Conversely for a sport so ingrained in British culture it is also one of the most institutionally sexist. Women don’t play soccer. End of. It is this clichéd and outdated attitude that Bend It Like Beckham tries to dispel with it’s enjoyable mix of suburban drama and light humour.

Jesminder (Nagra) is a high-school student in a strict Sikh family. Her older sister is on the verge of getting married and her parent’s only wish is for her to go to university to become a solicitor and marry a nice young Indian boy. She however has other ideas. While other girls her age are shopping and chasing guys and doing what 17 year old girls do, Jess is in the park playing soccer with the guys and idolising the England soccer team captain David Beckham.

One day while in the park she catches the eye of Jules Paxton (Knightley), a player for a local girl’s team, who believes Jess good enough to sign up. Knowing that her parents will never allow it, Jess begins to weave more and more lies in an attempt to fulfil her dream of becoming a professional player. She is caught out and caught out again and almost chained to the kitchen to learn how to be a “proper” Sikh woman, but again and again she manages to sneak out in her attempts to impress a US coach scouting in the UK.

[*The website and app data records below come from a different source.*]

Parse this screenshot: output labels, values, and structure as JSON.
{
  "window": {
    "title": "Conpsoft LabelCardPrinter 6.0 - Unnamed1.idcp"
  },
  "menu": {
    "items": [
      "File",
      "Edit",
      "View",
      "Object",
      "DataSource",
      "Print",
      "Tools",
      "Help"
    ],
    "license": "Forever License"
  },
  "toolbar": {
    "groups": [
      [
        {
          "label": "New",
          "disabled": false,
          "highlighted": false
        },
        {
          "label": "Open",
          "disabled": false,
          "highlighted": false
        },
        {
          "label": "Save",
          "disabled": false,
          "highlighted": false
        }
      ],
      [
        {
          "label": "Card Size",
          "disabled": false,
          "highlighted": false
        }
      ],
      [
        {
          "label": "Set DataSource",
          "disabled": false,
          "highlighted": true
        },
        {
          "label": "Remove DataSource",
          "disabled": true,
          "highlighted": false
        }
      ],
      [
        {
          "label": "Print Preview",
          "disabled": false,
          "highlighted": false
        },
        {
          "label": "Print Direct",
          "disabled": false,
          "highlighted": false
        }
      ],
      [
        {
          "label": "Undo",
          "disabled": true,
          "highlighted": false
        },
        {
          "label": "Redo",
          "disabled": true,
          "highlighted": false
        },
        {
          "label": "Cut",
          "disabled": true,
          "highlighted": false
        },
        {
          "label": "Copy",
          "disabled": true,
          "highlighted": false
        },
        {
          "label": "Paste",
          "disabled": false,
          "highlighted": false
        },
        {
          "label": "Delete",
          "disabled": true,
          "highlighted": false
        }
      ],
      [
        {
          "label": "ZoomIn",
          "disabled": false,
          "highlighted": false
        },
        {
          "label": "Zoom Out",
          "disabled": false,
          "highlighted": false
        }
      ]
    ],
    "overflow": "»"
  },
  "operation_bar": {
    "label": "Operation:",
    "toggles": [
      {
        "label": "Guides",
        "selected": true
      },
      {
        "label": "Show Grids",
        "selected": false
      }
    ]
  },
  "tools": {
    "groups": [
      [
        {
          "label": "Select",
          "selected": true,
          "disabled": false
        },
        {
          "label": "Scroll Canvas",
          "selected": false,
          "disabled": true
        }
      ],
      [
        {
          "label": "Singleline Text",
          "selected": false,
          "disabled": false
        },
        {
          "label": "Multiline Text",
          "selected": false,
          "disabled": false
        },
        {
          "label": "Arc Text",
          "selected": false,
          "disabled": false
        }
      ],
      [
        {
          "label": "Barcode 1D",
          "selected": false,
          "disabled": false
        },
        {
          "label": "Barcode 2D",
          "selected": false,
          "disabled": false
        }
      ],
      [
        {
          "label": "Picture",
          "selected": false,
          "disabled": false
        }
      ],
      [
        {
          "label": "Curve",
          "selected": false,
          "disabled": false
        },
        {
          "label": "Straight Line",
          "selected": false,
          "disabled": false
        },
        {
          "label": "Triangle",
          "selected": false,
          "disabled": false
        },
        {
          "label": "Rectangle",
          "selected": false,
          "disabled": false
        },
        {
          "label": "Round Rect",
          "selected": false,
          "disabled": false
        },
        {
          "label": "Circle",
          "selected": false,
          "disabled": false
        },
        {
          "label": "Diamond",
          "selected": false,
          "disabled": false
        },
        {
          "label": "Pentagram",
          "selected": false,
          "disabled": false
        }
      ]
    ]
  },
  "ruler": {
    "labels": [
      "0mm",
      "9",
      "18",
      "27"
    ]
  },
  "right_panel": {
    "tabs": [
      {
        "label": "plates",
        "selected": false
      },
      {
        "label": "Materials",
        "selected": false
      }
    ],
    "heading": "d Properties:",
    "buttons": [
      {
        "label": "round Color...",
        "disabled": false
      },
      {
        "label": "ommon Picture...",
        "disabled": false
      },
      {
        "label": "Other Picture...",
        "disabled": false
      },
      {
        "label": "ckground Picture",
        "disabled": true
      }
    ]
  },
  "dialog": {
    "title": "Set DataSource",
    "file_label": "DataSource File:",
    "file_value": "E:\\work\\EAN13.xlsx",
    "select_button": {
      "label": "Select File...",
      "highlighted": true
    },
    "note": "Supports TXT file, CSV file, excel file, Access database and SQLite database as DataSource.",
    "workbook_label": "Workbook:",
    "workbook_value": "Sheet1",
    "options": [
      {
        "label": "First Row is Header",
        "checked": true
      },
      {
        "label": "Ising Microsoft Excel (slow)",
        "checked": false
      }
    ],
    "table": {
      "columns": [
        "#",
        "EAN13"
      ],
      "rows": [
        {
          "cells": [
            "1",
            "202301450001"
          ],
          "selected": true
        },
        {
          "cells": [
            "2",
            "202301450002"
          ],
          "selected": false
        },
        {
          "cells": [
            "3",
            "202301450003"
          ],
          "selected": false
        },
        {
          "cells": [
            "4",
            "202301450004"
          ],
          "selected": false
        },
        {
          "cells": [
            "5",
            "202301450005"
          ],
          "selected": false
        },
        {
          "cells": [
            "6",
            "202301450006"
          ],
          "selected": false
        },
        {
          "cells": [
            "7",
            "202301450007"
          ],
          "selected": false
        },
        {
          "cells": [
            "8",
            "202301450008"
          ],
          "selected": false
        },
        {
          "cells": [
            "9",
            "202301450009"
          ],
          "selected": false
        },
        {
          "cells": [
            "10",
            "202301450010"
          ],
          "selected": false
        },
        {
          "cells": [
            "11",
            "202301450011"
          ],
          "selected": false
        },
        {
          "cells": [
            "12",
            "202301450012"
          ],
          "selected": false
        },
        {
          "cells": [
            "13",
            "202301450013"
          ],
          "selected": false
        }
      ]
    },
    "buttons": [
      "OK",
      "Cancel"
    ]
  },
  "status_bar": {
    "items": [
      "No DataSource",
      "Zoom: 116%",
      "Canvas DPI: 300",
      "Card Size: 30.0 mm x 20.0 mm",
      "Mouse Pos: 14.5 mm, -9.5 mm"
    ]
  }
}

What follows is a predictable array of cheeky but affectionate jibes at Sikh culture, romance as Jess falls for her clean-cut nice Irish lad coach (Rhys-Meyers) and angst as Jess and Jules fall out over their feelings for their coach.

All the while, where-as Jess is suffering from her parent’s narrow-minded views based on her religion, Jules is also suffering from her own parent’s narrow-mindedness. Her highly-strung mother has difficulty coming to terms with her daughter’s obsession with soccer leading her to falsely believe that her daughter may be more interested in girls than boys. It is these scenes that provide the few laugh-out-loud moments of the movie.

Most current US teen drama is currently over-wrought with Dawson’s Creek style pretentious vernacular and angsty-teenpop soundtracking. That’s not the British way, so it’s not the way teens are portrayed in BILB. When presented with an unfair situation, rather than launch into a debate on the existential conflict inherent in the nature-nurture axis, Knightley’s character sums things up with the refreshingly natural declaration of “That’s bollocks”. Also, as with all good British movies, it’s soundtrack tears strips off many of it’s contemporaries.

However, all is not perfect. There are some gaping potholes within the film - things that seem like they should go somewhere or be important but end up coming to nothing. A big deal is made of Jess having a burn scar on her legs but a quick minute long chat with the coach and the issue is never addressed again. The same with race issues, only once is the issue addressed, but a quick hug from our “understanding because he’s Irish” (?) wunder-coach and all is well again. These are things that don’t bother you while watching the movie but after you come away you find yourself thinking “Hang on a minute…

Performances are all good from the leads. Both Nagra and star-in-the-making Knightley are also stunningly beautiful which means your eyes will never leave the screen even in the few duller moments. Chadha’s direction isn’t particularly stylish but she does keep the story moving, leaving few lulls and her knowledge and personal experience of Sikh culture shows, leaving her supporting cast teetering on the line between real eccentricities and caricature to provide humour.

Overall, Bend It Like Beckham is nothing groundbreakingly special, but nor is it your usual yawnsome American teen melodrama. It’s a nice little film that doesn’t try to be more than it is. You know where it’s coming from and you know where it’s going to end up, but it doesn’t feel like it’s short-changed you.

I’m still not interested in soccer though…